Posted by Jeremy Thomas on 12.30.2012
Jackman also says he was nervous to watch himself...
Hugh Jackman recently spoke with Deadline about his work on Les Miserables. Check out the highlights:
On the role being one of his toughest to date: "For sure. There is not an element that really wasn't the toughest. One of the reasons I did the Broadway show was to make sure I was vocally fit to not only sing it, but sing it all day long, wake up the next day, and have another 12 hours of it. I put on 29 pounds from beginning to end. Tom (Hooper) told me, "I want people to worry, I want your friends to think you're sick." The physicality, the emotional (aspect) acting-wise, was tough."

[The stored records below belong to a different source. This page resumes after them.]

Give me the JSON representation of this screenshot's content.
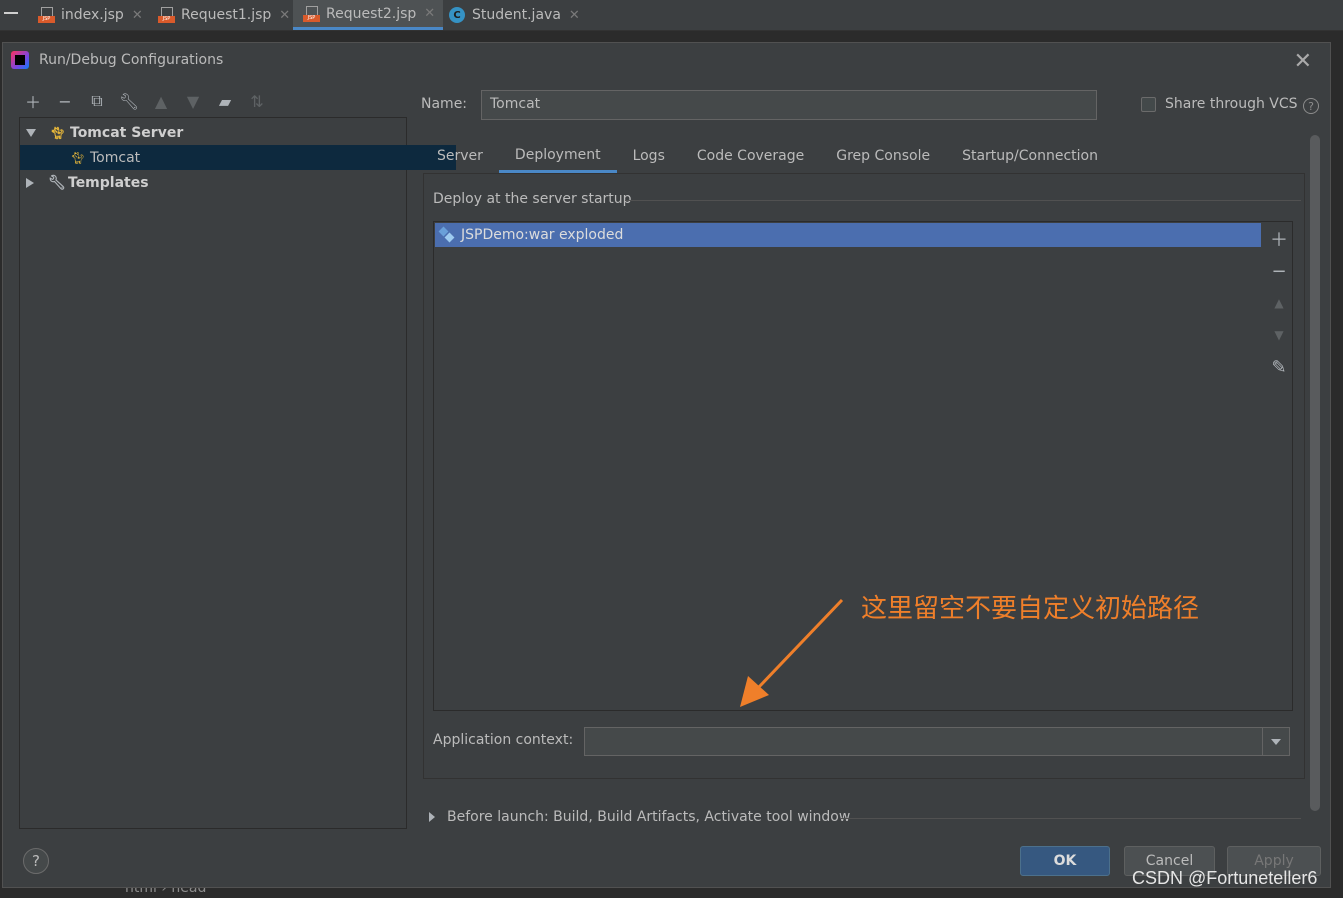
{
  "editor_tabs": [
    {
      "label": "index.jsp",
      "icon": "jsp-file-icon",
      "active": false
    },
    {
      "label": "Request1.jsp",
      "icon": "jsp-file-icon",
      "active": false
    },
    {
      "label": "Request2.jsp",
      "icon": "jsp-file-icon",
      "active": true
    },
    {
      "label": "Student.java",
      "icon": "java-class-icon",
      "active": false
    }
  ],
  "jsp_badge": "JSP",
  "java_badge": "C",
  "dialog": {
    "title": "Run/Debug Configurations",
    "close": "✕"
  },
  "tree": {
    "group": "Tomcat Server",
    "child": "Tomcat",
    "templates": "Templates"
  },
  "name_label": "Name:",
  "name_value": "Tomcat",
  "share_vcs_label": "Share through VCS",
  "help_glyph": "?",
  "config_tabs": [
    "Server",
    "Deployment",
    "Logs",
    "Code Coverage",
    "Grep Console",
    "Startup/Connection"
  ],
  "deploy_section_label": "Deploy at the server startup",
  "deploy_items": [
    "JSPDemo:war exploded"
  ],
  "app_context_label": "Application context:",
  "app_context_value": "",
  "before_launch": "Before launch: Build, Build Artifacts, Activate tool window",
  "buttons": {
    "ok": "OK",
    "cancel": "Cancel",
    "apply": "Apply"
  },
  "annotation_text": "这里留空不要自定义初始路径",
  "watermark": "CSDN @Fortuneteller6",
  "background_editor_text": "html  ›  head",
  "colors": {
    "accent": "#4a88c7",
    "selection": "#4b6eaf",
    "annotation": "#ef7f2a"
  }
}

On all the stars having to audition for the film instead of being offered roles: "Everybody, and by the way, when I auditioned Tom wasn't signed to the movie, but there looked like there was going to be a clash between The Wolverine and this. I rang up Tom and told him I really wanted to do this part. He said I'd be a perfect shot, but (that) he wasn't even signed on to it but was thinking about it. I asked him if I could audition for him anyway, in case he would sign on to the film. I sang him three songs, and he just sat there for a few minutes and gave me feedback. I could see the director in him. Three hours passed, and I had to put my hand up and tell him, "Tom, I have to put my kids to sleep." So I auditioned very early on, and everyone auditioned. 99% of what is shot is live, just the beginning with the water (was not) because you couldn't put microphones in that much water."

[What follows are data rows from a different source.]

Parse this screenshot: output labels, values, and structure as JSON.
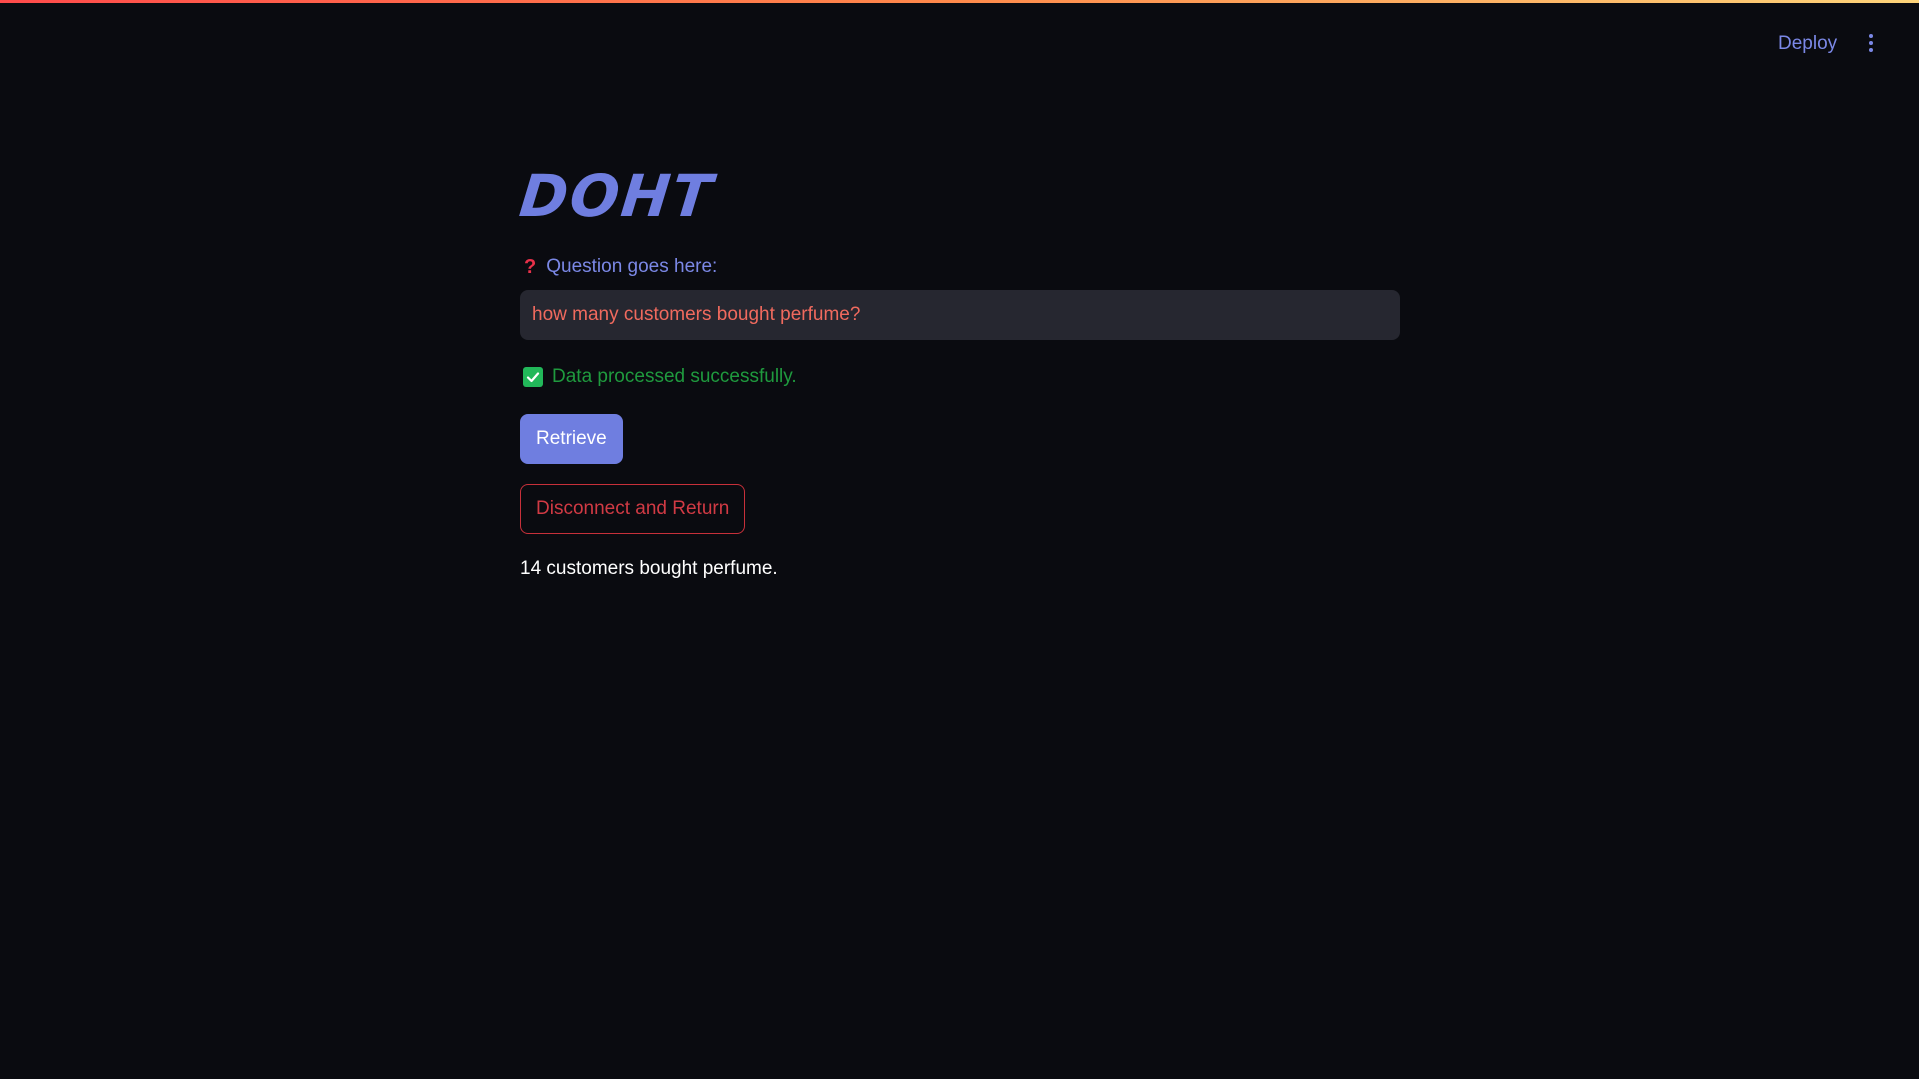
{
  "header": {
    "deploy_label": "Deploy",
    "menu_icon": "kebab-menu-icon"
  },
  "app": {
    "title": "DOHT"
  },
  "question": {
    "icon": "question-mark-icon",
    "label": "Question goes here:",
    "value": "how many customers bought perfume?"
  },
  "status": {
    "icon": "check-icon",
    "text": "Data processed successfully."
  },
  "buttons": {
    "retrieve_label": "Retrieve",
    "disconnect_label": "Disconnect and Return"
  },
  "result": {
    "text": "14 customers bought perfume."
  },
  "colors": {
    "accent": "#6f7ee0",
    "success": "#22b85a",
    "danger": "#c7303a",
    "input_text": "#f06a5e",
    "background": "#0a0b10"
  }
}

On whether performing the songs live during filming helped him as an actor: "Especially for Les Mis. It's so emotional, and as an actor you have some freedom to go with how you are feeling at the time—to have that restrained by a performance you did three months ago would have been hell. I think it made a huge impact. If Simon Hayes doesn't win an Oscar for the sound design, I don't know who will. What he pulled off is phenomenal. It feels like thought; it doesn't feel like song."

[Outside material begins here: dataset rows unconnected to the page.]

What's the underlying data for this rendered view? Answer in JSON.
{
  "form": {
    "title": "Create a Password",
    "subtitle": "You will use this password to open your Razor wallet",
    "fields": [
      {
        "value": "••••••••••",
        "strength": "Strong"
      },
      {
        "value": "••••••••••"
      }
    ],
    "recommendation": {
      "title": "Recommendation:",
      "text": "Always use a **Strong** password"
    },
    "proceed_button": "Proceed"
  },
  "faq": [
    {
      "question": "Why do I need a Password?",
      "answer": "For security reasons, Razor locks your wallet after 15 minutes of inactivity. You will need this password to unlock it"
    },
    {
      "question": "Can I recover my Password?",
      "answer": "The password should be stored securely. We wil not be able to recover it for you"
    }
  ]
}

On the new song in the film, 'Suddenly': "That was Tom's idea. Victor Hugo writes about two lightning bolts of realization: First is the virtue and the second is the lightning bolt of love. Tom was like, "This is one of the greatest moments I have ever seen on film, and we don't have a song for it. This is ridiculous." They (songwriters Alain Boublil and Claude-Michel Schönberg) knew my abilities with my voice, and they wrote the song for me. It was a pinch-yourself moment."
On why Les Miserables connects with audiences as a musical and film: "It's a really spiritual book, in a nonreligious way: "To love another person is to see the face of God." We can live tough lives, but the human spirit is stronger, seemingly, than anything. There is redemption, hope, and love. This book brings this out. All different forms of heartbreak, but beyond all that there is hope, there is love. There is beauty and bliss. Even though the title doesn't make it sound like a romantic comedy, in the end it is. There is something for everybody in it."
On whether he was nervous watching his performance for the first time: "I'm more nervous than I have ever been in my life. It's tough to watch a movie (you're in)—you put everything into it, you want everything to work, and you never know until you see it all together. In a musical, those feelings are tripled because you have a lot of elements that have to come together. Watching myself on screen for the first time is a little bit difficult, but watching myself sing on the screen is double the anxiety. In the end, I rationalize it because the nerves are the care and passion I had for the project. It becomes a bit like a baby. I would love to do more movie musicals. Maybe next time I'll do a little more dancing."